Last Thursday we were setting out for a lovely sail - it was a fabulous afternoon and I am learning more and more every time we go out. Only thing was, it took us longer to get back than wed anticipated and I got a bit cold and we ran out of food and you do not want to be around me when my blood sugar drops too low. So - next time we will take a picnic and even more clothes. But our boat is lovely and Moll is getting used to her lifejacket - I think, deep down, she knows she looks rather good in pink. This was when she wasn't wearing it, and got a bit cold so we wrapped her in the sail cover.
Mr B listened online and rang me straight after, and then later that evening. "What was the feedback like?" he said, all excited. "Er - there wasn't any," I replied. "You are it. Oh, except for a friend who texted to say she'd missed it."
Admittedly it was shorter than last time I was on, but any publicity is good, and I found out yesterday that the second Poldark series starts on 4th September.
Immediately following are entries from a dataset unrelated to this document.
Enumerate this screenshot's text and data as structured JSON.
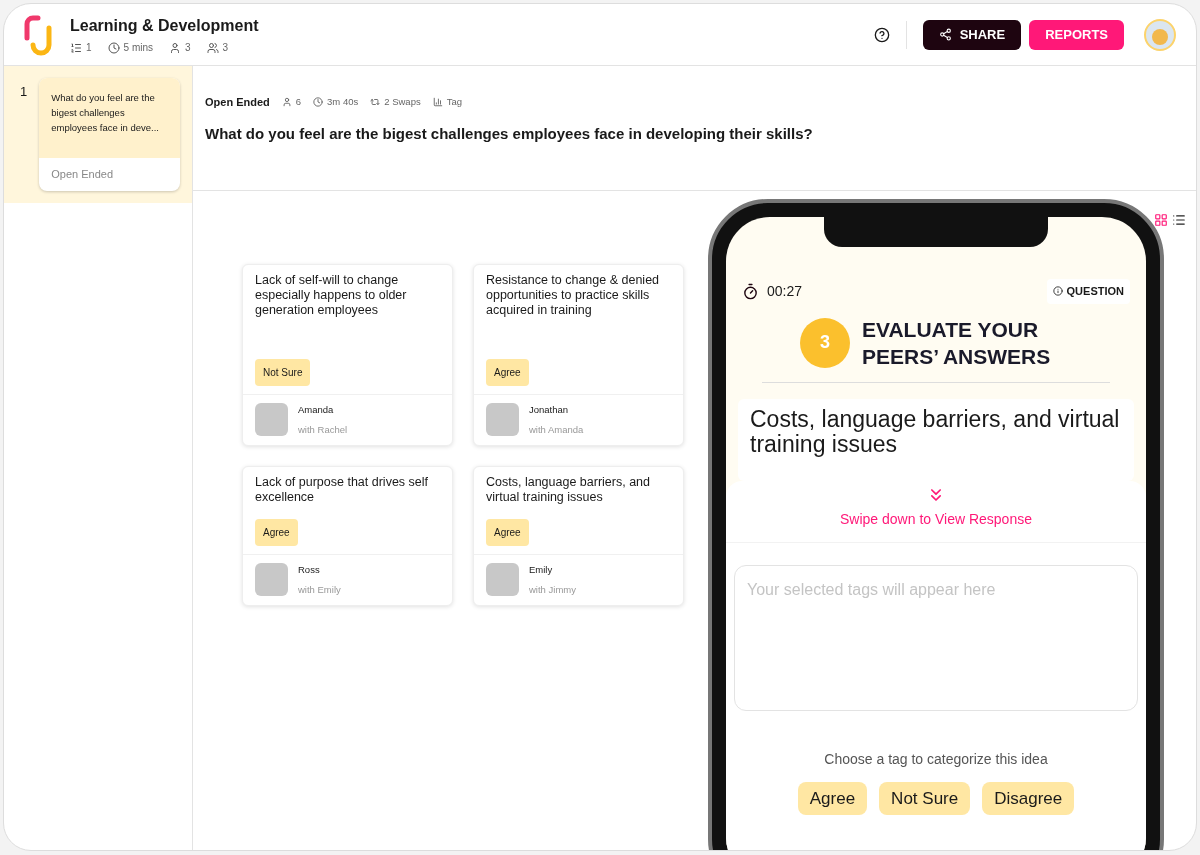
{
  "header": {
    "title": "Learning & Development",
    "stats": [
      {
        "kind": "questions",
        "text": "1"
      },
      {
        "kind": "duration",
        "text": "5 mins"
      },
      {
        "kind": "participants",
        "text": "3"
      },
      {
        "kind": "groups",
        "text": "3"
      }
    ],
    "share_label": "SHARE",
    "reports_label": "REPORTS"
  },
  "sidebar": {
    "items": [
      {
        "number": "1",
        "preview": "What do you feel are the bigest challenges employees face in deve...",
        "type": "Open Ended",
        "selected": true
      }
    ]
  },
  "question": {
    "type": "Open Ended",
    "meta": [
      {
        "kind": "participants",
        "text": "6"
      },
      {
        "kind": "duration",
        "text": "3m 40s"
      },
      {
        "kind": "swaps",
        "text": "2 Swaps"
      },
      {
        "kind": "tag",
        "text": "Tag"
      }
    ],
    "text": "What do you feel are the bigest challenges employees face in developing their skills?"
  },
  "view_toggle": [
    {
      "kind": "grid",
      "selected": true
    },
    {
      "kind": "list",
      "selected": false
    }
  ],
  "responses": [
    {
      "text": "Lack of self-will to change especially happens to older generation employees",
      "tag": "Not Sure",
      "author": "Amanda",
      "partner": "with Rachel"
    },
    {
      "text": "Resistance to change & denied opportunities to practice skills acquired in training",
      "tag": "Agree",
      "author": "Jonathan",
      "partner": "with Amanda"
    },
    {
      "text": "Lack of purpose that drives self excellence",
      "tag": "Agree",
      "author": "Ross",
      "partner": "with Emily"
    },
    {
      "text": "Costs, language barriers, and virtual training issues",
      "tag": "Agree",
      "author": "Emily",
      "partner": "with Jimmy"
    }
  ],
  "phone": {
    "timer": "00:27",
    "question_badge": "QUESTION",
    "step": "3",
    "step_title": "EVALUATE YOUR PEERS’ ANSWERS",
    "answer": "Costs, language barriers, and virtual training issues",
    "swipe_hint": "Swipe down to View Response",
    "tags_placeholder": "Your selected tags will appear here",
    "tag_prompt": "Choose a tag to categorize this idea",
    "tags": [
      "Agree",
      "Not Sure",
      "Disagree"
    ]
  }
}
So we'd better start getting some more Poldark publicity going soon! Any ideas most welcome....
Meanwhile, I am in need of a bit of cheer so we are off to see the film of Absolutely Fabulous tomorrow evening. Nothing like a bit of escapism....
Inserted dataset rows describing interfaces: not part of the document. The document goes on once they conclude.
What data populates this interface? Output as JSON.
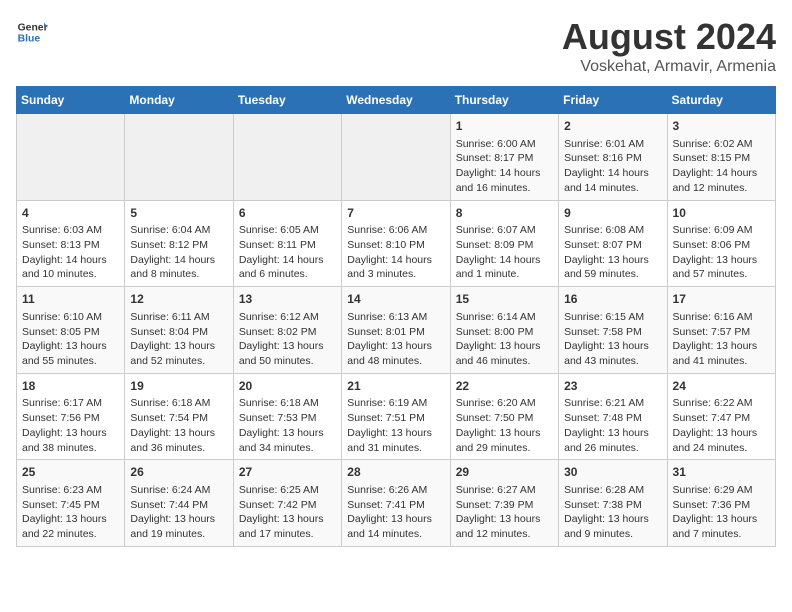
{
  "header": {
    "logo_general": "General",
    "logo_blue": "Blue",
    "title": "August 2024",
    "subtitle": "Voskehat, Armavir, Armenia"
  },
  "days_of_week": [
    "Sunday",
    "Monday",
    "Tuesday",
    "Wednesday",
    "Thursday",
    "Friday",
    "Saturday"
  ],
  "weeks": [
    [
      {
        "day": "",
        "content": ""
      },
      {
        "day": "",
        "content": ""
      },
      {
        "day": "",
        "content": ""
      },
      {
        "day": "",
        "content": ""
      },
      {
        "day": "1",
        "content": "Sunrise: 6:00 AM\nSunset: 8:17 PM\nDaylight: 14 hours\nand 16 minutes."
      },
      {
        "day": "2",
        "content": "Sunrise: 6:01 AM\nSunset: 8:16 PM\nDaylight: 14 hours\nand 14 minutes."
      },
      {
        "day": "3",
        "content": "Sunrise: 6:02 AM\nSunset: 8:15 PM\nDaylight: 14 hours\nand 12 minutes."
      }
    ],
    [
      {
        "day": "4",
        "content": "Sunrise: 6:03 AM\nSunset: 8:13 PM\nDaylight: 14 hours\nand 10 minutes."
      },
      {
        "day": "5",
        "content": "Sunrise: 6:04 AM\nSunset: 8:12 PM\nDaylight: 14 hours\nand 8 minutes."
      },
      {
        "day": "6",
        "content": "Sunrise: 6:05 AM\nSunset: 8:11 PM\nDaylight: 14 hours\nand 6 minutes."
      },
      {
        "day": "7",
        "content": "Sunrise: 6:06 AM\nSunset: 8:10 PM\nDaylight: 14 hours\nand 3 minutes."
      },
      {
        "day": "8",
        "content": "Sunrise: 6:07 AM\nSunset: 8:09 PM\nDaylight: 14 hours\nand 1 minute."
      },
      {
        "day": "9",
        "content": "Sunrise: 6:08 AM\nSunset: 8:07 PM\nDaylight: 13 hours\nand 59 minutes."
      },
      {
        "day": "10",
        "content": "Sunrise: 6:09 AM\nSunset: 8:06 PM\nDaylight: 13 hours\nand 57 minutes."
      }
    ],
    [
      {
        "day": "11",
        "content": "Sunrise: 6:10 AM\nSunset: 8:05 PM\nDaylight: 13 hours\nand 55 minutes."
      },
      {
        "day": "12",
        "content": "Sunrise: 6:11 AM\nSunset: 8:04 PM\nDaylight: 13 hours\nand 52 minutes."
      },
      {
        "day": "13",
        "content": "Sunrise: 6:12 AM\nSunset: 8:02 PM\nDaylight: 13 hours\nand 50 minutes."
      },
      {
        "day": "14",
        "content": "Sunrise: 6:13 AM\nSunset: 8:01 PM\nDaylight: 13 hours\nand 48 minutes."
      },
      {
        "day": "15",
        "content": "Sunrise: 6:14 AM\nSunset: 8:00 PM\nDaylight: 13 hours\nand 46 minutes."
      },
      {
        "day": "16",
        "content": "Sunrise: 6:15 AM\nSunset: 7:58 PM\nDaylight: 13 hours\nand 43 minutes."
      },
      {
        "day": "17",
        "content": "Sunrise: 6:16 AM\nSunset: 7:57 PM\nDaylight: 13 hours\nand 41 minutes."
      }
    ],
    [
      {
        "day": "18",
        "content": "Sunrise: 6:17 AM\nSunset: 7:56 PM\nDaylight: 13 hours\nand 38 minutes."
      },
      {
        "day": "19",
        "content": "Sunrise: 6:18 AM\nSunset: 7:54 PM\nDaylight: 13 hours\nand 36 minutes."
      },
      {
        "day": "20",
        "content": "Sunrise: 6:18 AM\nSunset: 7:53 PM\nDaylight: 13 hours\nand 34 minutes."
      },
      {
        "day": "21",
        "content": "Sunrise: 6:19 AM\nSunset: 7:51 PM\nDaylight: 13 hours\nand 31 minutes."
      },
      {
        "day": "22",
        "content": "Sunrise: 6:20 AM\nSunset: 7:50 PM\nDaylight: 13 hours\nand 29 minutes."
      },
      {
        "day": "23",
        "content": "Sunrise: 6:21 AM\nSunset: 7:48 PM\nDaylight: 13 hours\nand 26 minutes."
      },
      {
        "day": "24",
        "content": "Sunrise: 6:22 AM\nSunset: 7:47 PM\nDaylight: 13 hours\nand 24 minutes."
      }
    ],
    [
      {
        "day": "25",
        "content": "Sunrise: 6:23 AM\nSunset: 7:45 PM\nDaylight: 13 hours\nand 22 minutes."
      },
      {
        "day": "26",
        "content": "Sunrise: 6:24 AM\nSunset: 7:44 PM\nDaylight: 13 hours\nand 19 minutes."
      },
      {
        "day": "27",
        "content": "Sunrise: 6:25 AM\nSunset: 7:42 PM\nDaylight: 13 hours\nand 17 minutes."
      },
      {
        "day": "28",
        "content": "Sunrise: 6:26 AM\nSunset: 7:41 PM\nDaylight: 13 hours\nand 14 minutes."
      },
      {
        "day": "29",
        "content": "Sunrise: 6:27 AM\nSunset: 7:39 PM\nDaylight: 13 hours\nand 12 minutes."
      },
      {
        "day": "30",
        "content": "Sunrise: 6:28 AM\nSunset: 7:38 PM\nDaylight: 13 hours\nand 9 minutes."
      },
      {
        "day": "31",
        "content": "Sunrise: 6:29 AM\nSunset: 7:36 PM\nDaylight: 13 hours\nand 7 minutes."
      }
    ]
  ]
}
Tuesday, 12 July 2016
Apologies for the silence, but my life has been full of writerly events, and little time for work (i.e. earning money). At the beginning of this month we had a sort of trial launch for my Poldark book and Celia's paintings which was quieter than we would have liked, but some dear and true friends came along to buy books and afterwards we went, with another friend, to Chapel Porth and then walked along the cliffs, so made the most of the day.
Last week the Penzance Literary Festival was on, so on Thursday night I sang, as part of Jig the Quavers (our smaller group) at Telltales at the Admiral Benbow. A lovely venue and a great evening - and congratulations to Heather for brilliant compering of the event!
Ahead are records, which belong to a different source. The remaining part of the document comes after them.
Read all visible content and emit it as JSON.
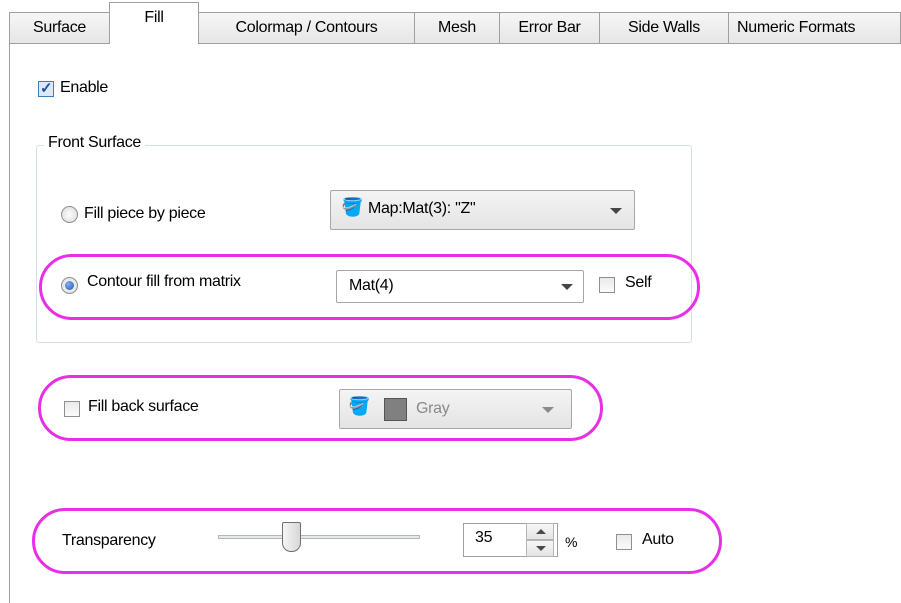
{
  "tabs": [
    {
      "label": "Surface",
      "active": false
    },
    {
      "label": "Fill",
      "active": true
    },
    {
      "label": "Colormap / Contours",
      "active": false
    },
    {
      "label": "Mesh",
      "active": false
    },
    {
      "label": "Error Bar",
      "active": false
    },
    {
      "label": "Side Walls",
      "active": false
    },
    {
      "label": "Numeric Formats",
      "active": false
    }
  ],
  "enable": {
    "label": "Enable",
    "checked": true
  },
  "front_surface": {
    "title": "Front Surface",
    "fill_piece": {
      "label": "Fill piece by piece",
      "selected": false,
      "dropdown_value": "Map:Mat(3): \"Z\""
    },
    "contour_fill": {
      "label": "Contour fill from matrix",
      "selected": true,
      "dropdown_value": "Mat(4)"
    },
    "self": {
      "label": "Self",
      "checked": false
    }
  },
  "back_surface": {
    "label": "Fill back surface",
    "checked": false,
    "color_value": "Gray",
    "color_hex": "#808080"
  },
  "transparency": {
    "label": "Transparency",
    "value": "35",
    "unit": "%",
    "slider_percent": 35
  },
  "auto": {
    "label": "Auto",
    "checked": false
  },
  "highlight_color": "#e82ee6"
}
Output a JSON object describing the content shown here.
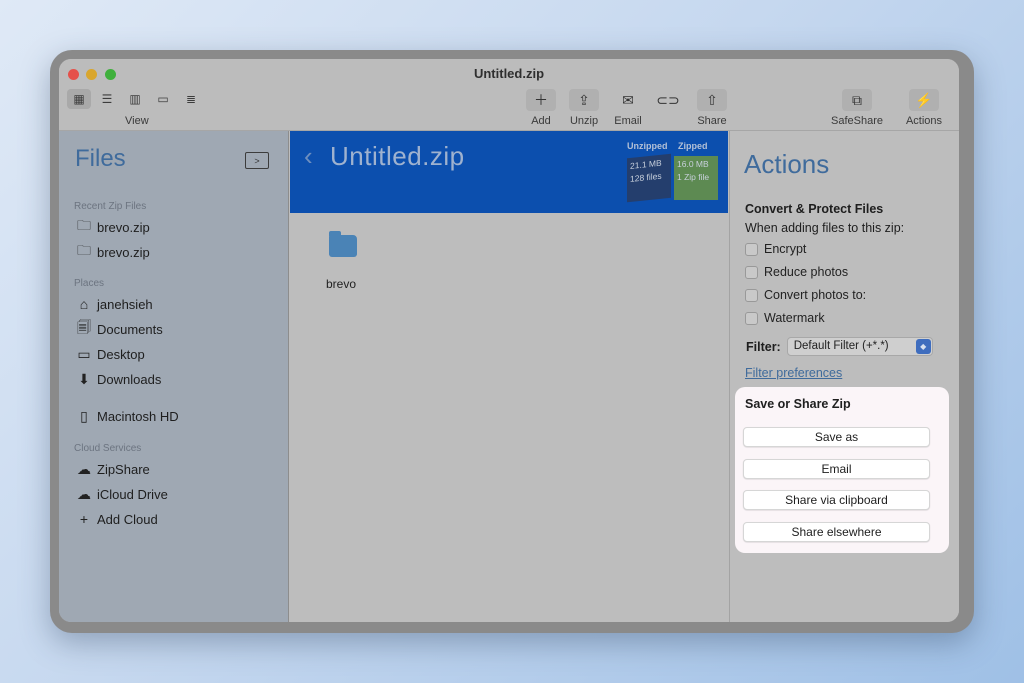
{
  "window": {
    "title": "Untitled.zip"
  },
  "toolbar": {
    "view_label": "View",
    "view_icons": [
      "grid-view-icon",
      "list-view-icon",
      "column-view-icon",
      "gallery-view-icon",
      "outline-view-icon"
    ],
    "buttons": [
      {
        "label": "Add",
        "icon": "plus-icon"
      },
      {
        "label": "Unzip",
        "icon": "unzip-icon"
      },
      {
        "label": "Email",
        "icon": "envelope-icon"
      },
      {
        "label": "Link",
        "icon": "link-icon"
      },
      {
        "label": "Share",
        "icon": "share-icon"
      },
      {
        "label": "SafeShare",
        "icon": "safeshare-icon"
      },
      {
        "label": "Actions",
        "icon": "bolt-icon"
      }
    ]
  },
  "sidebar": {
    "title": "Files",
    "recent_header": "Recent Zip Files",
    "recent": [
      {
        "label": "brevo.zip"
      },
      {
        "label": "brevo.zip"
      }
    ],
    "places_header": "Places",
    "places": [
      {
        "label": "janehsieh",
        "icon": "home-icon"
      },
      {
        "label": "Documents",
        "icon": "documents-icon"
      },
      {
        "label": "Desktop",
        "icon": "desktop-icon"
      },
      {
        "label": "Downloads",
        "icon": "downloads-icon"
      },
      {
        "label": "Macintosh HD",
        "icon": "hard-drive-icon"
      }
    ],
    "cloud_header": "Cloud Services",
    "cloud": [
      {
        "label": "ZipShare",
        "icon": "cloud-filled-icon"
      },
      {
        "label": "iCloud Drive",
        "icon": "cloud-outline-icon"
      },
      {
        "label": "Add Cloud",
        "icon": "plus-icon"
      }
    ]
  },
  "main": {
    "banner_title": "Untitled.zip",
    "unzipped_header": "Unzipped",
    "zipped_header": "Zipped",
    "unzipped_size": "21.1 MB",
    "unzipped_count": "128 files",
    "zipped_size": "16.0 MB",
    "zipped_count": "1 Zip file",
    "items": [
      {
        "name": "brevo"
      }
    ]
  },
  "actions": {
    "title": "Actions",
    "convert_header": "Convert & Protect Files",
    "convert_hint": "When adding files to this zip:",
    "options": [
      {
        "label": "Encrypt",
        "checked": false
      },
      {
        "label": "Reduce photos",
        "checked": false
      },
      {
        "label": "Convert photos to:",
        "checked": false
      },
      {
        "label": "Watermark",
        "checked": false
      }
    ],
    "filter_label": "Filter:",
    "filter_value": "Default Filter (+*.*)",
    "filter_link": "Filter preferences",
    "share_header": "Save or Share Zip",
    "share_buttons": [
      "Save as",
      "Email",
      "Share via clipboard",
      "Share elsewhere"
    ]
  }
}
The following day I gave a talk in Penzance with Rachel Lambert (forager and writer of two books) and Lisa Woollett, whose two books about the sea are truly awe inspiring. My friend Fi Read acted as interviewer, and it was a privilege to be part of this festival in such lovely settings. I have to say, I have been feeling less than inspired about life over the last few months, so it gave me a real lift to arrive at the Lit Fest with my box of books, be given a badge as Contributor, and to sit on a stage and be interviewed as a proper author. Years ago I used to go to these festivals and look at Proper Writers and wish to be one of them.
Once you are, of course, you realise that it's a very different ball game. You need another job to finance writing books, but I hadn't realised that at the time. And I did feel proud to be an author, and proud of my books. Which was a much needed boost.
Mr B took me down to the pub that evening for a lovely end to the day and then I collapsed in a heap the following day, and on Sunday we did a car boot.
Totting up my takings, I realised I'd made £15 in book sales at the Lit Fest, and £80 at the car boot. "Does this tell you something, do you think?" said Mr gently.
This week has so far been taken up with going backwards and forwards to the garage in Penryn more times than I care to think about - my van failed its MOT yesterday and, as I write, it is being welded in time (I sincerely hope) for me to attend the Holyer An Gof Publishers' Awards at Waterston's in Truro tonight. My second book, Walks in the Footsteps of Cornish Writers, has been nominated by my publishers. Looking at the list of other authors, I haven't got a hope in hell of winning, but it will be interesting to go along and see who else is there.
And the life will get back to normal. Back to pitching ideas (thank you Glynis for your brilliant help so far, I'm not trying to avoid work, promise!) and we hope to get in a sail before the end of the week.
Next week I am going to see the movie of Ab Fab. Good escapist therapy I think.....